Safe Harbor
Legal protection for financial institutions, their directors, officers and employees from criminal and civil liability for breach of any restriction on disclosing information imposed by contract or by any legislative, regulatory or administrative prohibition, if they report their suspicions in good faith to the Financial Investigation Unit (FIU), even if they did not know precisely what the underlying criminal activity was, and regardless of whether illegal activity actually occurred.
To prohibit the transfer, conversion, disposition or movement of funds or other assets on the basis of an action initiated by a competent authority or a court under a freezing mechanism. However, unlike a freeze, a seizure allows the competent authority to take control of specified funds or other assets. The seized assets remain the property of the person(s) or entity(ies) that held an interest in them at the time of the seizure, although the competent authority will often take over possession, administration or management of the seized assets.
Senior Foreign Political Figure
U.S. term for foreign politically exposed persons. See Politically Exposed Persons.
Persons or companies who transfer ownership of their assets to trustees by means of a trust deed. Where the trustees have some discretion as to the investment and distribution of the trust’s assets, the deed may be accompanied by a non-legally binding letter setting out what the settlor wishes done with the assets.
Shell Bank
Bank that exists on paper only and that has no physical presence in the country where it is incorporated or licensed, and which is unaffiliated with a regulated financial services group that is subject to effective consolidated supervision.
A commonly used money laundering method, smurfing involves the use of multiple individuals and/or multiple transactions for making cash deposits, buying monetary instruments or bank drafts in amounts under the reporting threshold. The individuals hired to conduct the transactions are referred to as “smurfs.” See Structuring.
Sting Operation
Investigative tactic in which undercover officers pose as criminals, sometimes through a “front” business, to win the confidence of suspected or known criminals to gather information and to obtain evidence of criminal conduct. It is an effective means of identifying criminals, penetrating criminal organizations and identifying tainted property in money laundering and other cases.

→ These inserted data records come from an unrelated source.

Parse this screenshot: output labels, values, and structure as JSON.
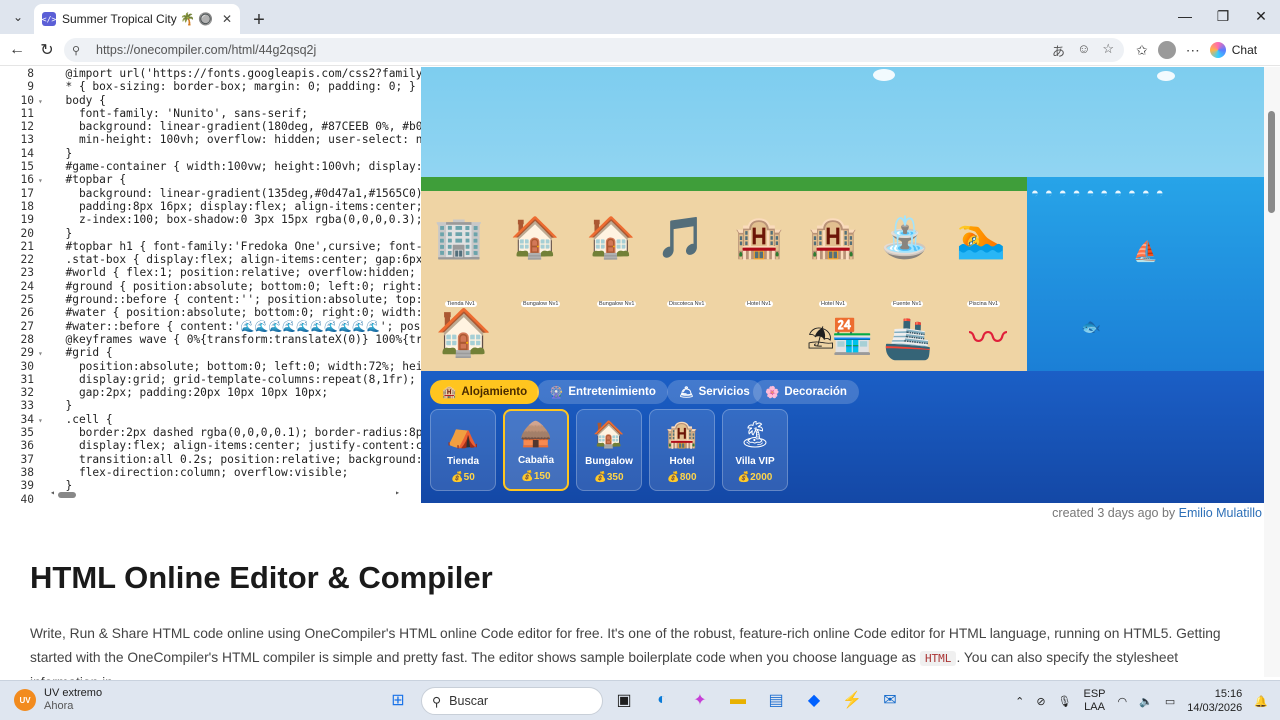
{
  "browser": {
    "tab_title": "Summer Tropical City 🌴 🔘 - HTM",
    "url": "https://onecompiler.com/html/44g2qsq2j",
    "chat_label": "Chat"
  },
  "editor": {
    "lines": [
      {
        "n": "8",
        "text": "  @import url('https://fonts.googleapis.com/css2?family="
      },
      {
        "n": "9",
        "text": "  * { box-sizing: border-box; margin: 0; padding: 0; }"
      },
      {
        "n": "10",
        "text": "  body {"
      },
      {
        "n": "11",
        "text": "    font-family: 'Nunito', sans-serif;"
      },
      {
        "n": "12",
        "text": "    background: linear-gradient(180deg, #87CEEB 0%, #b0"
      },
      {
        "n": "13",
        "text": "    min-height: 100vh; overflow: hidden; user-select: n"
      },
      {
        "n": "14",
        "text": "  }"
      },
      {
        "n": "15",
        "text": "  #game-container { width:100vw; height:100vh; display:"
      },
      {
        "n": "16",
        "text": "  #topbar {"
      },
      {
        "n": "17",
        "text": "    background: linear-gradient(135deg,#0d47a1,#1565C0);"
      },
      {
        "n": "18",
        "text": "    padding:8px 16px; display:flex; align-items:center;"
      },
      {
        "n": "19",
        "text": "    z-index:100; box-shadow:0 3px 15px rgba(0,0,0,0.3);"
      },
      {
        "n": "20",
        "text": "  }"
      },
      {
        "n": "21",
        "text": "  #topbar h1 { font-family:'Fredoka One',cursive; font-s"
      },
      {
        "n": "22",
        "text": "  .stat-box { display:flex; align-items:center; gap:6px"
      },
      {
        "n": "23",
        "text": "  #world { flex:1; position:relative; overflow:hidden;"
      },
      {
        "n": "24",
        "text": "  #ground { position:absolute; bottom:0; left:0; right:"
      },
      {
        "n": "25",
        "text": "  #ground::before { content:''; position:absolute; top:"
      },
      {
        "n": "26",
        "text": "  #water { position:absolute; bottom:0; right:0; width:"
      },
      {
        "n": "27",
        "text": "  #water::before { content:'🌊🌊🌊🌊🌊🌊🌊🌊🌊🌊'; posi"
      },
      {
        "n": "28",
        "text": "  @keyframes wave { 0%{transform:translateX(0)} 100%{tr"
      },
      {
        "n": "29",
        "text": "  #grid {"
      },
      {
        "n": "30",
        "text": "    position:absolute; bottom:0; left:0; width:72%; hei"
      },
      {
        "n": "31",
        "text": "    display:grid; grid-template-columns:repeat(8,1fr);"
      },
      {
        "n": "32",
        "text": "    gap:2px; padding:20px 10px 10px 10px;"
      },
      {
        "n": "33",
        "text": "  }"
      },
      {
        "n": "34",
        "text": "  .cell {"
      },
      {
        "n": "35",
        "text": "    border:2px dashed rgba(0,0,0,0.1); border-radius:8px"
      },
      {
        "n": "36",
        "text": "    display:flex; align-items:center; justify-content:c"
      },
      {
        "n": "37",
        "text": "    transition:all 0.2s; position:relative; background:"
      },
      {
        "n": "38",
        "text": "    flex-direction:column; overflow:visible;"
      },
      {
        "n": "39",
        "text": "  }"
      },
      {
        "n": "40",
        "text": ""
      }
    ]
  },
  "game": {
    "buildings": [
      {
        "icon": "🏢",
        "label": "Tienda Nv1"
      },
      {
        "icon": "🏠",
        "label": "Bungalow Nv1"
      },
      {
        "icon": "🏠",
        "label": "Bungalow Nv1"
      },
      {
        "icon": "🎵",
        "label": "Discoteca Nv1"
      },
      {
        "icon": "🏨",
        "label": "Hotel Nv1"
      },
      {
        "icon": "🏨",
        "label": "Hotel Nv1"
      },
      {
        "icon": "⛲",
        "label": "Fuente Nv1"
      },
      {
        "icon": "🏊",
        "label": "Piscina Nv1"
      }
    ],
    "categories": [
      {
        "icon": "🏨",
        "label": "Alojamiento",
        "active": true
      },
      {
        "icon": "🎡",
        "label": "Entretenimiento",
        "active": false
      },
      {
        "icon": "🛎",
        "label": "Servicios",
        "active": false
      },
      {
        "icon": "🌸",
        "label": "Decoración",
        "active": false
      }
    ],
    "cards": [
      {
        "icon": "⛺",
        "name": "Tienda",
        "price": "💰50",
        "selected": false
      },
      {
        "icon": "🛖",
        "name": "Cabaña",
        "price": "💰150",
        "selected": true
      },
      {
        "icon": "🏠",
        "name": "Bungalow",
        "price": "💰350",
        "selected": false
      },
      {
        "icon": "🏨",
        "name": "Hotel",
        "price": "💰800",
        "selected": false
      },
      {
        "icon": "🏝",
        "name": "Villa VIP",
        "price": "💰2000",
        "selected": false
      }
    ]
  },
  "page": {
    "created_text": "created 3 days ago by",
    "author": "Emilio Mulatillo",
    "heading": "HTML Online Editor & Compiler",
    "para_1": "Write, Run & Share HTML code online using OneCompiler's HTML online Code editor for free. It's one of the robust, feature-rich online Code editor for HTML language, running on HTML5. Getting started with the OneCompiler's HTML compiler is simple and pretty fast. The editor shows sample boilerplate code when you choose language as",
    "code_tag": "HTML",
    "para_2": ". You can also specify the stylesheet information in"
  },
  "taskbar": {
    "weather_title": "UV extremo",
    "weather_sub": "Ahora",
    "weather_badge": "UV",
    "search_placeholder": "Buscar",
    "lang_1": "ESP",
    "lang_2": "LAA",
    "time": "15:16",
    "date": "14/03/2026"
  }
}
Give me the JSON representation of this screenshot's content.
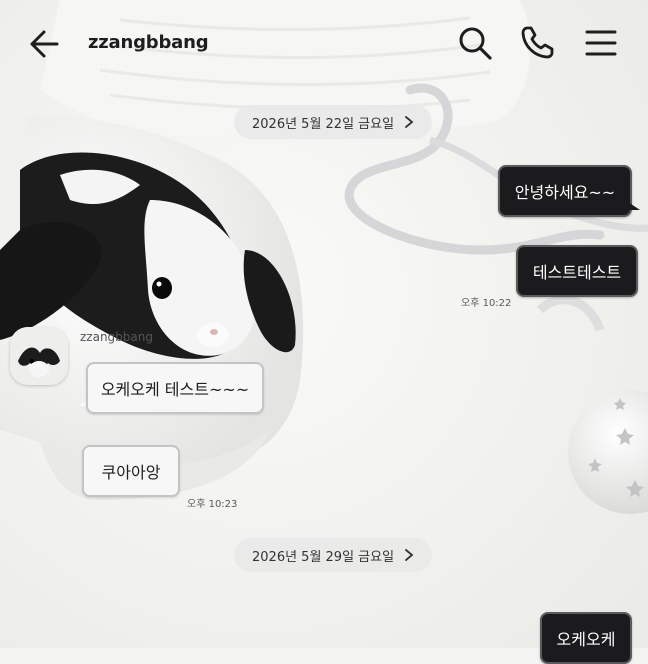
{
  "header": {
    "title": "zzangbbang",
    "icons": [
      "back-arrow-icon",
      "search-icon",
      "phone-icon",
      "menu-icon"
    ]
  },
  "dates": [
    {
      "label": "2026년 5월 22일 금요일"
    },
    {
      "label": "2026년 5월 29일 금요일"
    }
  ],
  "messages": {
    "out1": "안녕하세요~~",
    "out2": "테스트테스트",
    "out1_time": "오후 10:22",
    "sender": "zzangbbang",
    "in1": "오케오케 테스트~~~",
    "in2": "쿠아아앙",
    "in_time": "오후 10:23",
    "out3": "오케오케"
  },
  "colors": {
    "outgoing_bubble": "#1b1b1d",
    "incoming_bubble": "#f7f7f7",
    "date_pill": "#e8e8e8"
  }
}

Illegal act of splitting cash deposits or withdrawals into smaller amounts, or purchasing monetary instruments, to stay under a currency reporting threshold. The practice might involve dividing a sum of money into lesser quantities and making two or more deposits or withdrawals that add up to the original amount. Money launderers use structuring to avoid triggering a filing by a financial institution. The technique is common in jurisdictions that have compulsory currency reporting requirements. See Smurfing.
Compulsory legal process issued by a court to compel the appearance of a witness at a judicial proceeding, sometimes requiring the witness to bring specified documents. The term can refer to either the process or the actual document that compels the recipient to act.
Suspicious Activity
Irregular or questionable customer behavior or activity that may be related to a money laundering or other criminal offense, or to the financing of a terrorist activity. May also refer to a transaction that is inconsistent with a customer’s known legitimate business, personal activities, or the normal level of activity for that kind of business or account.
Suspicious Activity Report (SAR)
See Suspicious Transaction Report.
Suspicious Transaction Report (STR)
A government filing required by reporting entities that includes a financial institution’s account of a questionable transaction. Many jurisdictions require financial institutions to report suspicious transactions to relevant government authorities such as its FIU on a suspicious transaction report (STR), also known as a suspicious activity report or SAR.